▶ _Required action_: Pull every line containing "this" from the listing below.
☆ ☆ ☆
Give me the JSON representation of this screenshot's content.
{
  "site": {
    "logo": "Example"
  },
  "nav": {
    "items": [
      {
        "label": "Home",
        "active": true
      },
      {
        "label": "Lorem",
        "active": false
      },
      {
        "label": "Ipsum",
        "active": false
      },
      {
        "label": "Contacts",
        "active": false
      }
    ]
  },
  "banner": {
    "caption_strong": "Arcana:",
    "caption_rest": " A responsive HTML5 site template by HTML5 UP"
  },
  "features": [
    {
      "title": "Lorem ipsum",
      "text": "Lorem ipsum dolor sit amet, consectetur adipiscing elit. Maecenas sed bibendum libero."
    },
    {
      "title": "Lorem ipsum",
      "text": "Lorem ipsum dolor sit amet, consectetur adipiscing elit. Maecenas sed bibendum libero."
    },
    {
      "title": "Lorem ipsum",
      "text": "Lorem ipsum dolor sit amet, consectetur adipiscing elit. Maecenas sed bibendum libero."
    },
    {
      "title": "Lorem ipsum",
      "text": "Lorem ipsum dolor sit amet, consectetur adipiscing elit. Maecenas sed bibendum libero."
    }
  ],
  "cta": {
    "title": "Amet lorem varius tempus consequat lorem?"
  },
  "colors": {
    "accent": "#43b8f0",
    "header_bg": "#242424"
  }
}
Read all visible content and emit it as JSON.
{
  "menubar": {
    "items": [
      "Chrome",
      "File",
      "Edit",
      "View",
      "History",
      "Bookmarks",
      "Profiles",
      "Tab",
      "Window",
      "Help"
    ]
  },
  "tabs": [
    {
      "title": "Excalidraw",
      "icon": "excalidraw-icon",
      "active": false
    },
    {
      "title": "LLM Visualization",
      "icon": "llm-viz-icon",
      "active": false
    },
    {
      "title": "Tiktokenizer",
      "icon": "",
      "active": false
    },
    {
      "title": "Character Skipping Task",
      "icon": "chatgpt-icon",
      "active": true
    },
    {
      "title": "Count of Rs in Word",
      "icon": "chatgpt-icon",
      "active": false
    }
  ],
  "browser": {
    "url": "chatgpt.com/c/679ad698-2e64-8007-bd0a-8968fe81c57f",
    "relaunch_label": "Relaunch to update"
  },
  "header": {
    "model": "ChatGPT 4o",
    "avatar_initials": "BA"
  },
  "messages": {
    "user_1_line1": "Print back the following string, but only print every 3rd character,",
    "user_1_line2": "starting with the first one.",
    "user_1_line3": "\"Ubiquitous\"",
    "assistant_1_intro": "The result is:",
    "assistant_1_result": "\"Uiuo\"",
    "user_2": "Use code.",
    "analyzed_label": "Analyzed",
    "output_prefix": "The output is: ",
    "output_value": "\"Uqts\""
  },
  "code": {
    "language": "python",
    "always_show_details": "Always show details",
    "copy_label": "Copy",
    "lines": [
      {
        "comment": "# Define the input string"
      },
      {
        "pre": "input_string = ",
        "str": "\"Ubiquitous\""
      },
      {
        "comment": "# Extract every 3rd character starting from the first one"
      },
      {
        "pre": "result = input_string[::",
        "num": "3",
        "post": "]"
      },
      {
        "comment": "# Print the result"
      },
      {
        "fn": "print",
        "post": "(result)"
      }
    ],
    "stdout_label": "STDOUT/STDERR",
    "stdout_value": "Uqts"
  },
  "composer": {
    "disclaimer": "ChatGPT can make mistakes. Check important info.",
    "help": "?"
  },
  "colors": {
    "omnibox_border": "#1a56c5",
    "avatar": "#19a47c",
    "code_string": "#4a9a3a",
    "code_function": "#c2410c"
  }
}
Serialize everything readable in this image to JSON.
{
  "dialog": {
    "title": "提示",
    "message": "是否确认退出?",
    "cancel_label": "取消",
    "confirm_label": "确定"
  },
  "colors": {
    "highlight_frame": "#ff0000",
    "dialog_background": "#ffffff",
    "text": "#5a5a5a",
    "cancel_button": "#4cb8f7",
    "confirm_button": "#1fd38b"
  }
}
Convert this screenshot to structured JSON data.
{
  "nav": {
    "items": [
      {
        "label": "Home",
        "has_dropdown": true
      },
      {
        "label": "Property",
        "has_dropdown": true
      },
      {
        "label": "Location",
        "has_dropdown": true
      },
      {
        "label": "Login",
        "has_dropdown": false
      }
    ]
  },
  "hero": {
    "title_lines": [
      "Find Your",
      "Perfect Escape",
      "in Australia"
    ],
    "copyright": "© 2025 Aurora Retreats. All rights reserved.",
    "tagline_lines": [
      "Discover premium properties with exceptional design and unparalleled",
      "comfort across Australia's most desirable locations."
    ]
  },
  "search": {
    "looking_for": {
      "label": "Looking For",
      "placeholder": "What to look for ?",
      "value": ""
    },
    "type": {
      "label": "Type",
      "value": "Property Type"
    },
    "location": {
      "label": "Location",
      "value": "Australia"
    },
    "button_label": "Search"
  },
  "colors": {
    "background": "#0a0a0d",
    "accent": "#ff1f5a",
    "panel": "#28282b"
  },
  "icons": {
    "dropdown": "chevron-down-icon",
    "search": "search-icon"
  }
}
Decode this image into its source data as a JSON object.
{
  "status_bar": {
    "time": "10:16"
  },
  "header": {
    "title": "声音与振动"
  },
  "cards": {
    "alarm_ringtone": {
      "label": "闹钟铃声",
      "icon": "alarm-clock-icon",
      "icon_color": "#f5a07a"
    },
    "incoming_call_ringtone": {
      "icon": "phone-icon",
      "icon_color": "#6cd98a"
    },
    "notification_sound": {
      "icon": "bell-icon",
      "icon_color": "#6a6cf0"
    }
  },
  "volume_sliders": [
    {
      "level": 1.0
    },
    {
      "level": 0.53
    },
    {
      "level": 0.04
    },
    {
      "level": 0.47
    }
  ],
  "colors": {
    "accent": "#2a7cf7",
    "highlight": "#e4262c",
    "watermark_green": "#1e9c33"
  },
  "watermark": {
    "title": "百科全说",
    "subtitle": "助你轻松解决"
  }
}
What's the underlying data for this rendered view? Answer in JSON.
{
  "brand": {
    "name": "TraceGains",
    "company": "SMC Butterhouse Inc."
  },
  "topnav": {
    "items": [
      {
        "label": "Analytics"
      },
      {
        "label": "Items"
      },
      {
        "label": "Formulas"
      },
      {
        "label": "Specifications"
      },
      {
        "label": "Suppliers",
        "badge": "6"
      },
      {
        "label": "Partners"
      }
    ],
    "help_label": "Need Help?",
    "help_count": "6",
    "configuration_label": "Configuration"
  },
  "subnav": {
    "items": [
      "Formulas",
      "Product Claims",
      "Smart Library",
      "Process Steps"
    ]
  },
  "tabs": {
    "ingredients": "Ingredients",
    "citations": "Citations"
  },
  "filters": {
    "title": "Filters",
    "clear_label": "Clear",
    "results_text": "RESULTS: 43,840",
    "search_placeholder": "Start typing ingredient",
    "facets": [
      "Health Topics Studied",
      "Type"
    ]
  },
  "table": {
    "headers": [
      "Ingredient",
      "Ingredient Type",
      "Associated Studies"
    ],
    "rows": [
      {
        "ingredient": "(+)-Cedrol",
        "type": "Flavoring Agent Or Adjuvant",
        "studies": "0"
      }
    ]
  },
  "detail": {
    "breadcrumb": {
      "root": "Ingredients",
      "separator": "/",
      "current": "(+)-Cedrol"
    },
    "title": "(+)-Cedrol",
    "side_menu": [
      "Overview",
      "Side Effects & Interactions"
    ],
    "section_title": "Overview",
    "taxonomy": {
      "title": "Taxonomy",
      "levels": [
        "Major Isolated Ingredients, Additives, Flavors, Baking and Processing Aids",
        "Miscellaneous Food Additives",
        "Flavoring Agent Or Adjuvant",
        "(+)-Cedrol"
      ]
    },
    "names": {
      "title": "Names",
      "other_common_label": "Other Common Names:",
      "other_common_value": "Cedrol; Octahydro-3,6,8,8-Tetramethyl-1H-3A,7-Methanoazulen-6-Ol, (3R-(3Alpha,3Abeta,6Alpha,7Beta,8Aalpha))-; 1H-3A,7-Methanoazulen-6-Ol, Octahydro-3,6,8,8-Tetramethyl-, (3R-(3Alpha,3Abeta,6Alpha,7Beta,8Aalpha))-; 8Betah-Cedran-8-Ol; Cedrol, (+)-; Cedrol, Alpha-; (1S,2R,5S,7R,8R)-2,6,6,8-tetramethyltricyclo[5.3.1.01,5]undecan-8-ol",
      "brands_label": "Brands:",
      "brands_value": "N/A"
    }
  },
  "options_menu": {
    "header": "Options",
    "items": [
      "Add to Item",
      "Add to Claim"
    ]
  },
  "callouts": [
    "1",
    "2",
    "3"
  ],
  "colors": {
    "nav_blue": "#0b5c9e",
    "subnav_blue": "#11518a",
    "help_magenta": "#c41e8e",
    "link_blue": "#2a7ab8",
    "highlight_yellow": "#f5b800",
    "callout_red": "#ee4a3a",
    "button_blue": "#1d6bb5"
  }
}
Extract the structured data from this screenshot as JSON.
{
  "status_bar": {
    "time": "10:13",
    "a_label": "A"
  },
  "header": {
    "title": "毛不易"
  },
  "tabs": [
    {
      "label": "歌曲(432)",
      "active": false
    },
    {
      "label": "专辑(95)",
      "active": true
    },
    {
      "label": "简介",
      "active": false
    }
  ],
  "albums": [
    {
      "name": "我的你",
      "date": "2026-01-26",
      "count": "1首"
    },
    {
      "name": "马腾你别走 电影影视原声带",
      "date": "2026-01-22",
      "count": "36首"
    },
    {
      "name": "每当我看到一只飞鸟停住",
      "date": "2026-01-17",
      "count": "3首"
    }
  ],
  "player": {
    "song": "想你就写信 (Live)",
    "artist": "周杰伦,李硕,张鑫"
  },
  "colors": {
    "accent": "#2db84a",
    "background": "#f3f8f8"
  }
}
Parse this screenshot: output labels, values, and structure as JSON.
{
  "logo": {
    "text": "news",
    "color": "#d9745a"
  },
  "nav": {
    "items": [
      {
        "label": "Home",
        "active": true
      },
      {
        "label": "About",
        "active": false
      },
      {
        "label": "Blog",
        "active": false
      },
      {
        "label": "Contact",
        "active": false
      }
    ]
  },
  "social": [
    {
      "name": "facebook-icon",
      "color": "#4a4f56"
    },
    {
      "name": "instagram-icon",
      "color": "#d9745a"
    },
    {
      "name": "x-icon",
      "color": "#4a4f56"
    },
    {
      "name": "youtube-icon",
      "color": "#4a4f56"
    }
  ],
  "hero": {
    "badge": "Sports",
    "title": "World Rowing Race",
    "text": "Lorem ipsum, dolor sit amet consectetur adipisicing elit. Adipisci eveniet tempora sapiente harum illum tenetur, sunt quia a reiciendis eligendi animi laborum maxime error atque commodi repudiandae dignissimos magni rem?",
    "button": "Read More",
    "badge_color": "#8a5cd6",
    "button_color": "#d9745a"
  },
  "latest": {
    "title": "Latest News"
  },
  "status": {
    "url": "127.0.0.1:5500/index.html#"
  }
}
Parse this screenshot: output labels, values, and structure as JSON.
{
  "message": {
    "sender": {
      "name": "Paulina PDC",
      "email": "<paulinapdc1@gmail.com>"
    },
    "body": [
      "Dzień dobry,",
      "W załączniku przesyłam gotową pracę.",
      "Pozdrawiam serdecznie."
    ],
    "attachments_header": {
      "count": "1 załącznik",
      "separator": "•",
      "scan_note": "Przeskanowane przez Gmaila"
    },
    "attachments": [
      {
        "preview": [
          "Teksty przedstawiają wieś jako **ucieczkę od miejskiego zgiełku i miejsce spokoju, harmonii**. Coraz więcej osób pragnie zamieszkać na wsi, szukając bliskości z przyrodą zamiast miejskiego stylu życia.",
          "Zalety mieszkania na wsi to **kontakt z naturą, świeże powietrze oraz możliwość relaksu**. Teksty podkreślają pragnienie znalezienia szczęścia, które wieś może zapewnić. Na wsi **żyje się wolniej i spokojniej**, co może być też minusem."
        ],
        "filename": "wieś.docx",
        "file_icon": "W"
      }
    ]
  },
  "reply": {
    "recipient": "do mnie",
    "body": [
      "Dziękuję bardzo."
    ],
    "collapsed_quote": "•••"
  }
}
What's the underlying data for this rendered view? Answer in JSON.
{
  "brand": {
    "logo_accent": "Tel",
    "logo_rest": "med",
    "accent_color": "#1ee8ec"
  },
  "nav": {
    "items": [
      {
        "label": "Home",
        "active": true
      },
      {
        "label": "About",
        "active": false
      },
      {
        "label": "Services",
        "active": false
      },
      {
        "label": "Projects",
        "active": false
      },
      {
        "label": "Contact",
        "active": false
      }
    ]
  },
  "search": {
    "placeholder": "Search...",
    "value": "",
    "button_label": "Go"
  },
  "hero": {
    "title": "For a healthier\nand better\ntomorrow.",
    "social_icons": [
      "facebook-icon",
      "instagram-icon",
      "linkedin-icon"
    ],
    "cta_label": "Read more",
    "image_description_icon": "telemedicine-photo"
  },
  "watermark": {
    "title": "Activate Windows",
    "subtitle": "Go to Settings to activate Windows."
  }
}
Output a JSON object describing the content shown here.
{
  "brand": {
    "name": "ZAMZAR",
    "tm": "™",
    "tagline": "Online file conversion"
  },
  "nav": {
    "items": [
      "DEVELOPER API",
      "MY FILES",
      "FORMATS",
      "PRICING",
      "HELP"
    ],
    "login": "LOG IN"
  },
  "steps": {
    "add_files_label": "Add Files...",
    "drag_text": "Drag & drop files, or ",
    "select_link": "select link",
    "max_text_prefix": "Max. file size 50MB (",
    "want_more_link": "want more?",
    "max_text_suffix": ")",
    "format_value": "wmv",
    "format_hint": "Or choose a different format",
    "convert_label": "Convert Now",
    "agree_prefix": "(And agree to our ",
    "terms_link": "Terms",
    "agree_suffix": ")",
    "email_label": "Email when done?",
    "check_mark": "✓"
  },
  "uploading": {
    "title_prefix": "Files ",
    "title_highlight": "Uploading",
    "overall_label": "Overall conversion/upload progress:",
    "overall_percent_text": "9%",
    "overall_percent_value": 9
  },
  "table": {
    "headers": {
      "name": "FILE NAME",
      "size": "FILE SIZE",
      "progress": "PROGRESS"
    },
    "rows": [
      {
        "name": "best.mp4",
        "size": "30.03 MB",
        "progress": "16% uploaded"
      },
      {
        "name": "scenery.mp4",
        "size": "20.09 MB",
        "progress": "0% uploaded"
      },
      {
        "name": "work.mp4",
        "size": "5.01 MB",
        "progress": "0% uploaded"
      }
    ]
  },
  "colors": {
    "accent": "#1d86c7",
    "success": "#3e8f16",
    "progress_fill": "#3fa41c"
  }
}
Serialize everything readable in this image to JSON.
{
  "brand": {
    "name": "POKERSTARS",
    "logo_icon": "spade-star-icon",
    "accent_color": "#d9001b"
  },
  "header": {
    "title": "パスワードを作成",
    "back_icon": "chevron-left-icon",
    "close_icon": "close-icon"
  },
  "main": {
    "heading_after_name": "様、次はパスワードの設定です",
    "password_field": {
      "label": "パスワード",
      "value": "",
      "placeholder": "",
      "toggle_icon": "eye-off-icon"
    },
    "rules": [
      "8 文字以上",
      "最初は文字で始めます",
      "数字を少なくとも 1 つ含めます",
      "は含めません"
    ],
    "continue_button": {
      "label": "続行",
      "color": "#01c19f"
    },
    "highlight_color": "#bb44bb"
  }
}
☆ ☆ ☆
▶ _Answer to the exercise_:
Give me the JSON representation of this screenshot's content.
Serialize everything readable in this image to JSON.
Convert this screenshot to structured JSON data.
Decode this image into its source data as a JSON object.
What's the underlying data for this rendered view? Answer in JSON.
Extract the structured data from this screenshot as JSON.
Parse this screenshot: output labels, values, and structure as JSON.
Parse this screenshot: output labels, values, and structure as JSON.
What's the underlying data for this rendered view? Answer in JSON.
Serialize everything readable in this image to JSON.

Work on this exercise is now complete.